* SUPPLIED INFORMATION *
- - -
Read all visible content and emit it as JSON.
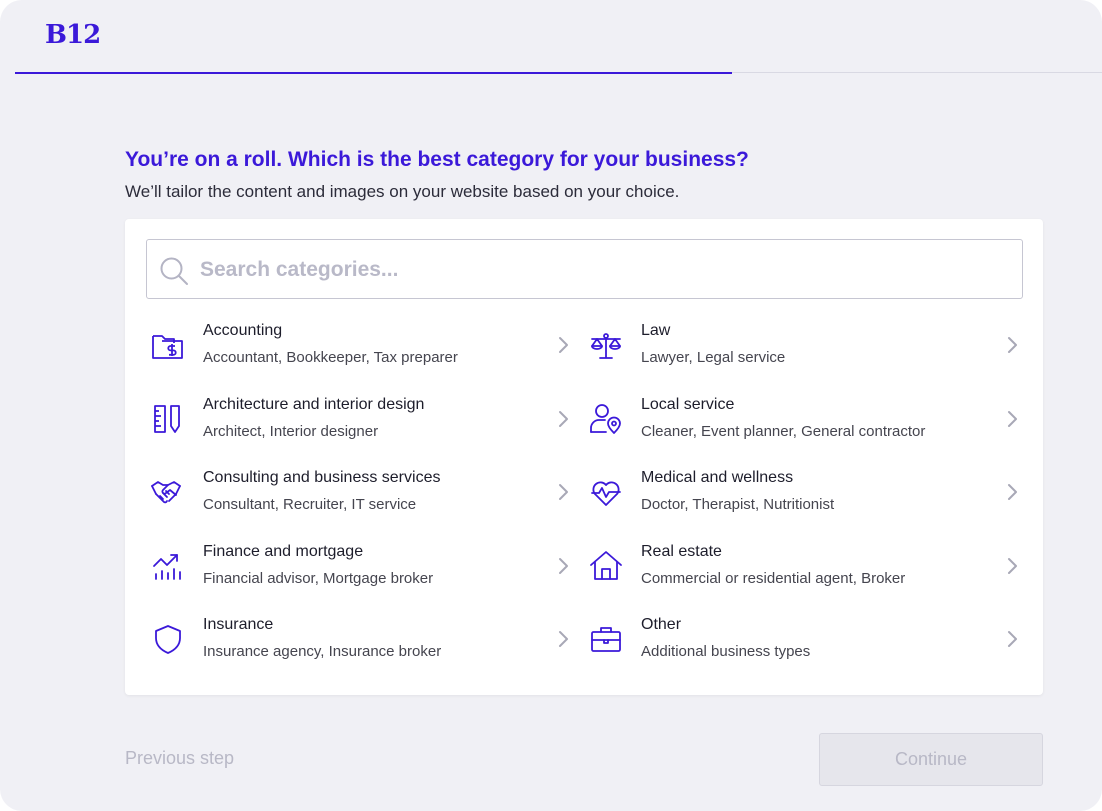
{
  "brand": {
    "logo_text": "B12",
    "accent": "#3b19d9"
  },
  "progress": {
    "fraction": 0.66
  },
  "heading": "You’re on a roll. Which is the best category for your business?",
  "subheading": "We’ll tailor the content and images on your website based on your choice.",
  "search": {
    "placeholder": "Search categories...",
    "value": "",
    "icon": "search-icon"
  },
  "categories": [
    {
      "title": "Accounting",
      "desc": "Accountant, Bookkeeper, Tax preparer",
      "icon": "folder-dollar-icon"
    },
    {
      "title": "Architecture and interior design",
      "desc": "Architect, Interior designer",
      "icon": "ruler-pencil-icon"
    },
    {
      "title": "Consulting and business services",
      "desc": "Consultant, Recruiter, IT service",
      "icon": "handshake-icon"
    },
    {
      "title": "Finance and mortgage",
      "desc": "Financial advisor, Mortgage broker",
      "icon": "chart-growth-icon"
    },
    {
      "title": "Insurance",
      "desc": "Insurance agency, Insurance broker",
      "icon": "shield-icon"
    },
    {
      "title": "Law",
      "desc": "Lawyer, Legal service",
      "icon": "scales-icon"
    },
    {
      "title": "Local service",
      "desc": "Cleaner, Event planner, General contractor",
      "icon": "person-location-icon"
    },
    {
      "title": "Medical and wellness",
      "desc": "Doctor, Therapist, Nutritionist",
      "icon": "heart-pulse-icon"
    },
    {
      "title": "Real estate",
      "desc": "Commercial or residential agent, Broker",
      "icon": "house-icon"
    },
    {
      "title": "Other",
      "desc": "Additional business types",
      "icon": "briefcase-icon"
    }
  ],
  "footer": {
    "previous_label": "Previous step",
    "continue_label": "Continue"
  }
}
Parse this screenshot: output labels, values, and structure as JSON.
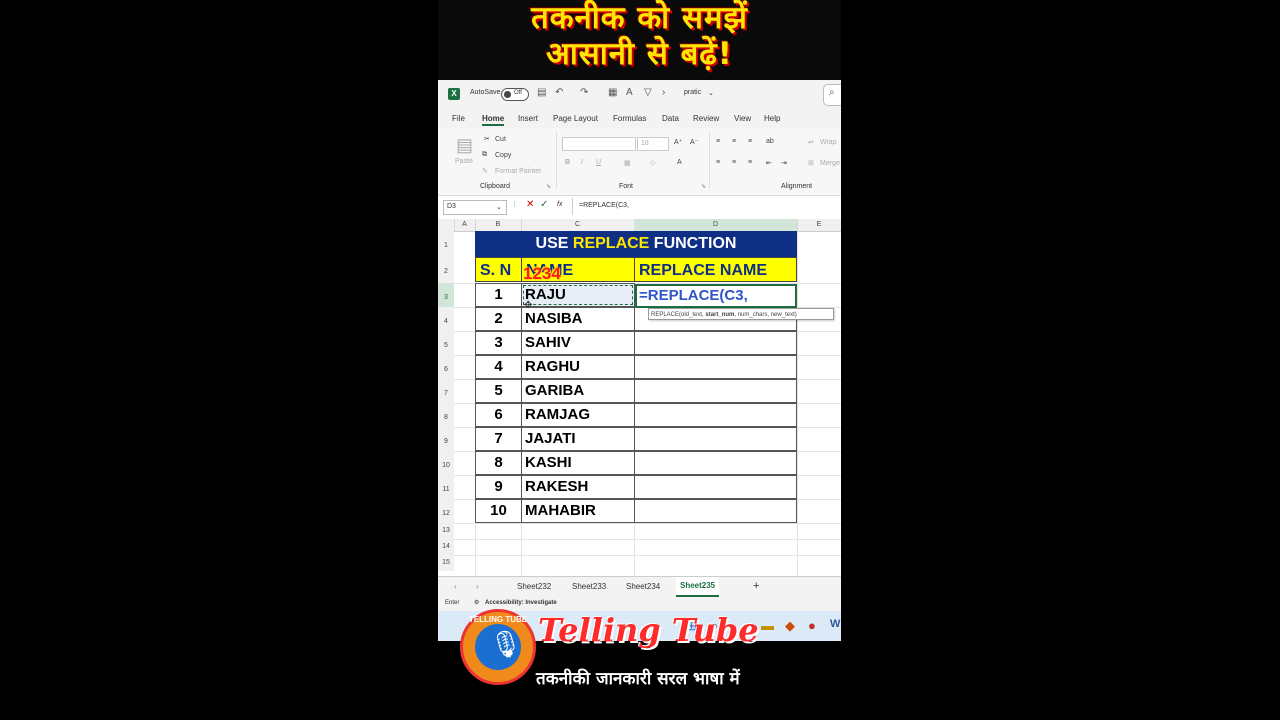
{
  "banner": {
    "line1": "तकनीक को समझें",
    "line2": "आसानी से बढ़ें!"
  },
  "titlebar": {
    "autosave": "AutoSave",
    "toggle": "Off",
    "user": "pratic"
  },
  "menu": [
    "File",
    "Home",
    "Insert",
    "Page Layout",
    "Formulas",
    "Data",
    "Review",
    "View",
    "Help"
  ],
  "ribbon": {
    "paste": "Paste",
    "cut": "Cut",
    "copy": "Copy",
    "format_painter": "Format Painter",
    "font_size": "18",
    "wrap": "Wrap",
    "merge": "Merge",
    "groups": {
      "clipboard": "Clipboard",
      "font": "Font",
      "alignment": "Alignment"
    }
  },
  "formula_bar": {
    "name_box": "D3",
    "fx": "fx",
    "formula": "=REPLACE(C3,"
  },
  "columns": [
    "A",
    "B",
    "C",
    "D",
    "E"
  ],
  "rows": [
    "1",
    "2",
    "3",
    "4",
    "5",
    "6",
    "7",
    "8",
    "9",
    "10",
    "11",
    "12",
    "13",
    "14",
    "15"
  ],
  "sheet": {
    "title_part1": "USE ",
    "title_hl": "REPLACE",
    "title_part2": " FUNCTION",
    "headers": {
      "sn": "S. N",
      "name": "NAME",
      "replace": "REPLACE NAME"
    },
    "data": [
      {
        "sn": "1",
        "name": "RAJU"
      },
      {
        "sn": "2",
        "name": "NASIBA"
      },
      {
        "sn": "3",
        "name": "SAHIV"
      },
      {
        "sn": "4",
        "name": "RAGHU"
      },
      {
        "sn": "5",
        "name": "GARIBA"
      },
      {
        "sn": "6",
        "name": "RAMJAG"
      },
      {
        "sn": "7",
        "name": "JAJATI"
      },
      {
        "sn": "8",
        "name": "KASHI"
      },
      {
        "sn": "9",
        "name": "RAKESH"
      },
      {
        "sn": "10",
        "name": "MAHABIR"
      }
    ],
    "editing_text": "=REPLACE(C3,",
    "tooltip_pre": "REPLACE(old_text, ",
    "tooltip_bold": "start_num",
    "tooltip_post": ", num_chars, new_text)",
    "overlay": "1234"
  },
  "sheet_tabs": [
    "Sheet232",
    "Sheet233",
    "Sheet234",
    "Sheet235"
  ],
  "active_tab": "Sheet235",
  "add_sheet": "+",
  "status": {
    "mode": "Enter",
    "accessibility": "Accessibility: Investigate"
  },
  "branding": {
    "logo_text": "TELLING TUBE",
    "name": "Telling Tube",
    "tagline": "तकनीकी जानकारी सरल भाषा में"
  },
  "colors": {
    "excel_green": "#1d6f42",
    "title_bg": "#0e2f83",
    "header_yellow": "#ffff00",
    "banner_yellow": "#ffe600"
  }
}
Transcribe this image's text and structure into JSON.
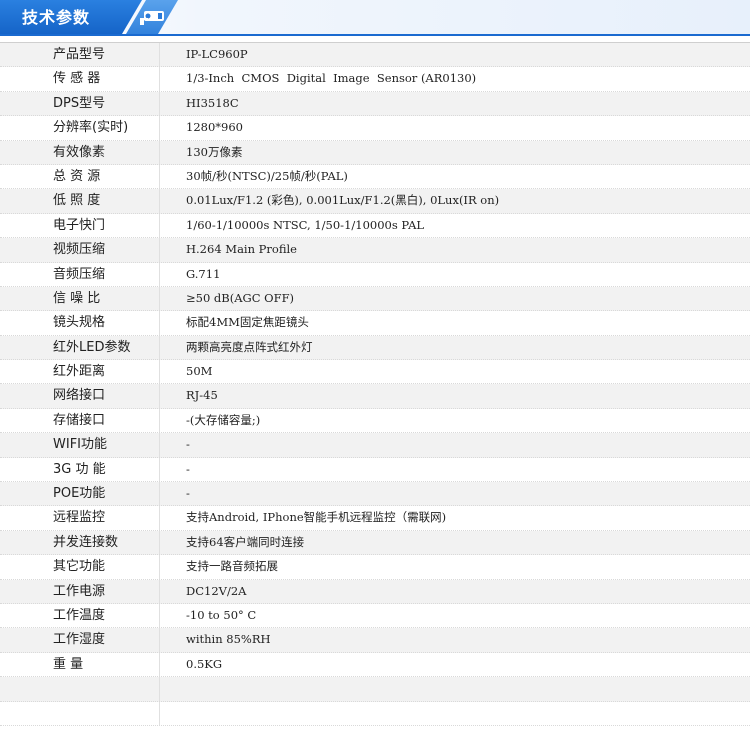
{
  "header": {
    "title": "技术参数",
    "icon": "camera-icon"
  },
  "specs": [
    {
      "label": "产品型号",
      "value": "IP-LC960P"
    },
    {
      "label": "传 感 器",
      "value": "1/3-Inch  CMOS  Digital  Image  Sensor (AR0130)"
    },
    {
      "label": "DPS型号",
      "value": "HI3518C"
    },
    {
      "label": "分辨率(实时)",
      "value": "1280*960"
    },
    {
      "label": "有效像素",
      "value": "130万像素"
    },
    {
      "label": "总 资 源",
      "value": "30帧/秒(NTSC)/25帧/秒(PAL)"
    },
    {
      "label": "低 照 度",
      "value": "0.01Lux/F1.2 (彩色), 0.001Lux/F1.2(黑白), 0Lux(IR on)"
    },
    {
      "label": "电子快门",
      "value": "1/60-1/10000s NTSC, 1/50-1/10000s PAL"
    },
    {
      "label": "视频压缩",
      "value": "H.264 Main Profile"
    },
    {
      "label": "音频压缩",
      "value": "G.711"
    },
    {
      "label": "信 噪 比",
      "value": "≥50 dB(AGC OFF)"
    },
    {
      "label": "镜头规格",
      "value": "标配4MM固定焦距镜头"
    },
    {
      "label": "红外LED参数",
      "value": "两颗高亮度点阵式红外灯"
    },
    {
      "label": "红外距离",
      "value": "50M"
    },
    {
      "label": "网络接口",
      "value": "RJ-45"
    },
    {
      "label": "存储接口",
      "value": "-(大存储容量;)"
    },
    {
      "label": "WIFI功能",
      "value": "-"
    },
    {
      "label": "3G 功 能",
      "value": "-"
    },
    {
      "label": "POE功能",
      "value": "-"
    },
    {
      "label": "远程监控",
      "value": "支持Android, IPhone智能手机远程监控（需联网)"
    },
    {
      "label": "并发连接数",
      "value": "支持64客户端同时连接"
    },
    {
      "label": "其它功能",
      "value": "支持一路音频拓展"
    },
    {
      "label": "工作电源",
      "value": "DC12V/2A"
    },
    {
      "label": "工作温度",
      "value": "-10 to 50° C"
    },
    {
      "label": "工作湿度",
      "value": "within 85%RH"
    },
    {
      "label": "重    量",
      "value": "0.5KG"
    },
    {
      "label": "",
      "value": ""
    },
    {
      "label": "",
      "value": ""
    }
  ]
}
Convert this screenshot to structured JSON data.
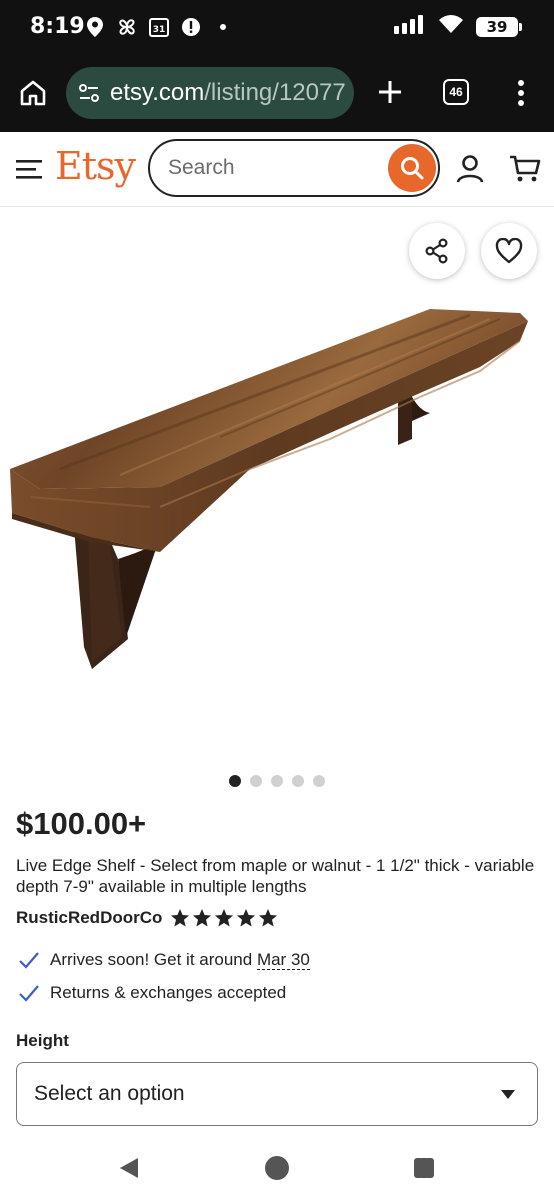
{
  "status_bar": {
    "time": "8:19",
    "calendar_day": "31",
    "battery": "39",
    "icons": [
      "location-icon",
      "pinwheel-icon",
      "calendar-icon",
      "alert-icon",
      "dot-icon",
      "signal-icon",
      "wifi-icon",
      "battery-icon"
    ]
  },
  "browser": {
    "url_domain": "etsy.com",
    "url_path": "/listing/12077",
    "tab_count": "46"
  },
  "header": {
    "logo": "Etsy",
    "search_placeholder": "Search",
    "accent_color": "#e8672b"
  },
  "gallery": {
    "image_count": 5,
    "active_index": 0
  },
  "listing": {
    "price": "$100.00+",
    "title": "Live Edge Shelf - Select from maple or walnut - 1 1/2\" thick - variable depth 7-9\" available in multiple lengths",
    "shop_name": "RusticRedDoorCo",
    "rating_stars": 5,
    "arrival_text": "Arrives soon! Get it around ",
    "arrival_date": "Mar 30",
    "returns_text": "Returns & exchanges accepted"
  },
  "options": {
    "height_label": "Height",
    "height_select": "Select an option"
  }
}
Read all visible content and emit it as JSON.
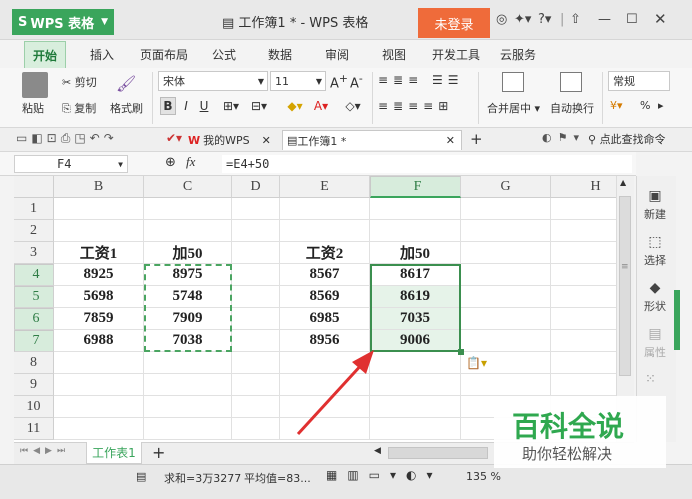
{
  "app": {
    "name": "WPS 表格",
    "doc_title": "工作簿1 * - WPS 表格",
    "login": "未登录"
  },
  "menu": [
    "开始",
    "插入",
    "页面布局",
    "公式",
    "数据",
    "审阅",
    "视图",
    "开发工具",
    "云服务"
  ],
  "ribbon": {
    "paste": "粘贴",
    "cut": "剪切",
    "copy": "复制",
    "format_painter": "格式刷",
    "font_name": "宋体",
    "font_size": "11",
    "merge_center": "合并居中",
    "wrap_text": "自动换行",
    "number_format": "常规",
    "percent": "%"
  },
  "quick": {
    "mywps": "我的WPS",
    "doc_tab": "工作簿1 *",
    "search": "点此查找命令"
  },
  "formula_bar": {
    "cell_ref": "F4",
    "fx": "fx",
    "formula": "=E4+50"
  },
  "sheet": {
    "columns": [
      "B",
      "C",
      "D",
      "E",
      "F",
      "G",
      "H"
    ],
    "rows": [
      "1",
      "2",
      "3",
      "4",
      "5",
      "6",
      "7",
      "8",
      "9",
      "10",
      "11"
    ],
    "headers": {
      "B3": "工资1",
      "C3": "加50",
      "E3": "工资2",
      "F3": "加50"
    },
    "values": {
      "B": [
        "8925",
        "5698",
        "7859",
        "6988"
      ],
      "C": [
        "8975",
        "5748",
        "7909",
        "7038"
      ],
      "E": [
        "8567",
        "8569",
        "6985",
        "8956"
      ],
      "F": [
        "8617",
        "8619",
        "7035",
        "9006"
      ]
    },
    "tab": "工作表1"
  },
  "side_panel": [
    "新建",
    "选择",
    "形状",
    "属性"
  ],
  "status": {
    "sum": "求和=3万3277",
    "avg": "平均值=83...",
    "zoom": "135 %"
  },
  "watermark": {
    "title": "百科全说",
    "subtitle": "助你轻松解决"
  },
  "colors": {
    "accent": "#3aa55c",
    "login": "#ef6b3a",
    "arrow": "#e03030"
  }
}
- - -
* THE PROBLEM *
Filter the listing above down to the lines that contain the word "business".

* RESULT *
  "heading": "You’re on a roll. Which is the best category for your business?",
      "title": "Consulting and business services",
      "desc": "Additional business types",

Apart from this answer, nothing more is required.